How Traditional Hardware Manufacturers Can Build New Revenue Streams With Connected Products

There are three ways traditional hardware manufacturers can make additional revenue by connecting their products.

#1 – Product as a Service Package

A great example is the smart lock company, Latch. They partnered with Amazon to allow deliveries to be done inside your house. They also partnered with Airbnb to make it easier for new guests to enter the apartment while still making sure it is secure.

You not only have monthly revenue that will far exceed the original cost of the device over the course of several years, but you have customers that are more engaged with your brand, and access to data that you can use across your platforms for other products.

Manufacturers should think of their product as an entry way into the consumer's home and explore various value-adding activities that will enhance the customer’s use of the product.

Explore the complimentary services to your core product.

#2 – Sales Opportunities at the Right Time

Sensors on connected products give you real-time information on the state of a product. It knows when it’s getting close to the end of a warranty period, or if the product is used more than usual, and when it’s time to consider a replacement or maintenance.

Manufacturers now know exactly when someone is most likely in need of a new product and can adjust their marketing to give deals precisely at the right time.

You now know where the user is, their usage patterns, and how to reach them. It’s the perfect time to get your consumers hooked on the next upgraded product.

This is especially relevant for companies that sell industrial products such as Caterpillar or GE. This information is gold for their account managers.

#3 – Data

June, the smart oven, currently collects data on what type of food is cooked. They use this data, package it up, and sell it to food distributors who want to know detailed information about how consumers eat food.

This can also be done with the many traditional hardware products from Whirlpool, Kenmore, Maytag, and other large home manufacturers. They have the infrastructure to get devices into homes and collect data from all over the globe that is useful for many brands looking to get consumer behavior information.

This could be applicable to almost any industry.

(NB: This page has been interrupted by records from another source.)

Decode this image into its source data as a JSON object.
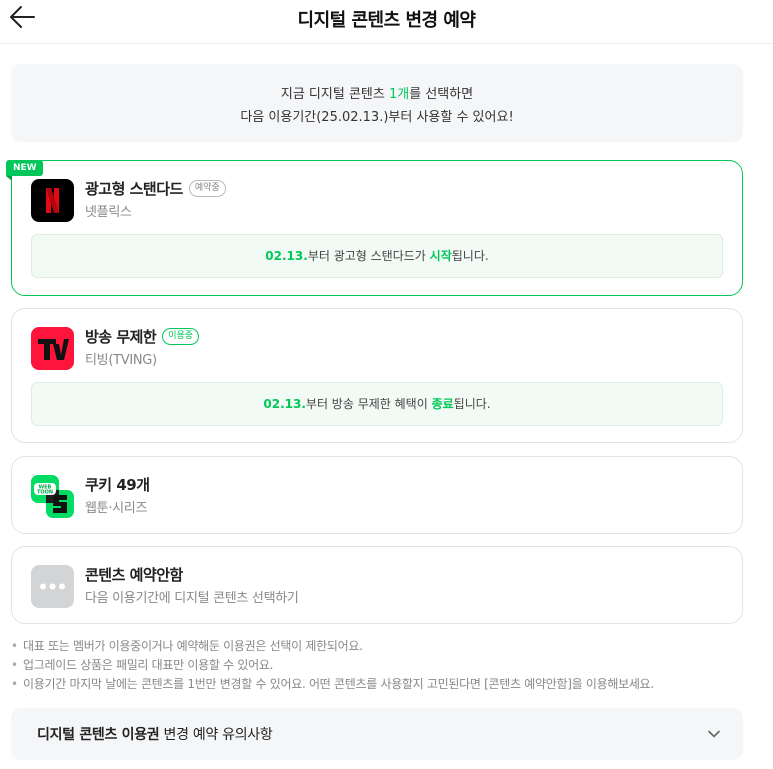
{
  "header": {
    "title": "디지털 콘텐츠 변경 예약",
    "back_icon": "arrow-left-icon"
  },
  "notice": {
    "line1_before": "지금 디지털 콘텐츠 ",
    "line1_highlight": "1개",
    "line1_after": "를 선택하면",
    "line2": "다음 이용기간(25.02.13.)부터 사용할 수 있어요!"
  },
  "cards": [
    {
      "badge": "NEW",
      "logo": "netflix-logo",
      "title": "광고형 스탠다드",
      "status": "예약중",
      "subtitle": "넷플릭스",
      "info_date": "02.13.",
      "info_mid": "부터 광고형 스탠다드가 ",
      "info_highlight": "시작",
      "info_end": "됩니다."
    },
    {
      "logo": "tving-logo",
      "title": "방송 무제한",
      "status": "이용중",
      "subtitle": "티빙(TVING)",
      "info_date": "02.13.",
      "info_mid": "부터 방송 무제한 혜택이 ",
      "info_highlight": "종료",
      "info_end": "됩니다."
    },
    {
      "logo": "webtoon-series-logo",
      "logo_text": "WEB TOON",
      "title": "쿠키 49개",
      "subtitle": "웹툰·시리즈"
    },
    {
      "logo": "more-dots-icon",
      "title": "콘텐츠 예약안함",
      "subtitle": "다음 이용기간에 디지털 콘텐츠 선택하기"
    }
  ],
  "bullets": [
    "대표 또는 멤버가 이용중이거나 예약해둔 이용권은 선택이 제한되어요.",
    "업그레이드 상품은 패밀리 대표만 이용할 수 있어요.",
    "이용기간 마지막 날에는 콘텐츠를 1번만 변경할 수 있어요. 어떤 콘텐츠를 사용할지 고민된다면 [콘텐츠 예약안함]을 이용해보세요."
  ],
  "accordion": {
    "title_bold": "디지털 콘텐츠 이용권",
    "title_rest": " 변경 예약 유의사항",
    "icon": "chevron-down-icon"
  },
  "colors": {
    "accent": "#03c75a",
    "netflix_red": "#e50914",
    "tving_red": "#ff153c",
    "webtoon_green": "#00dc64"
  }
}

Whether you’re making a grill or you make tractors for farmers, the data is a huge potential for revenue for the parties that need it the most.

As more companies get away from evergreen designs (a.k.a. products made for a singular purpose) to smart connected products, there are opportunities to use software and hardware to build substantial revenue.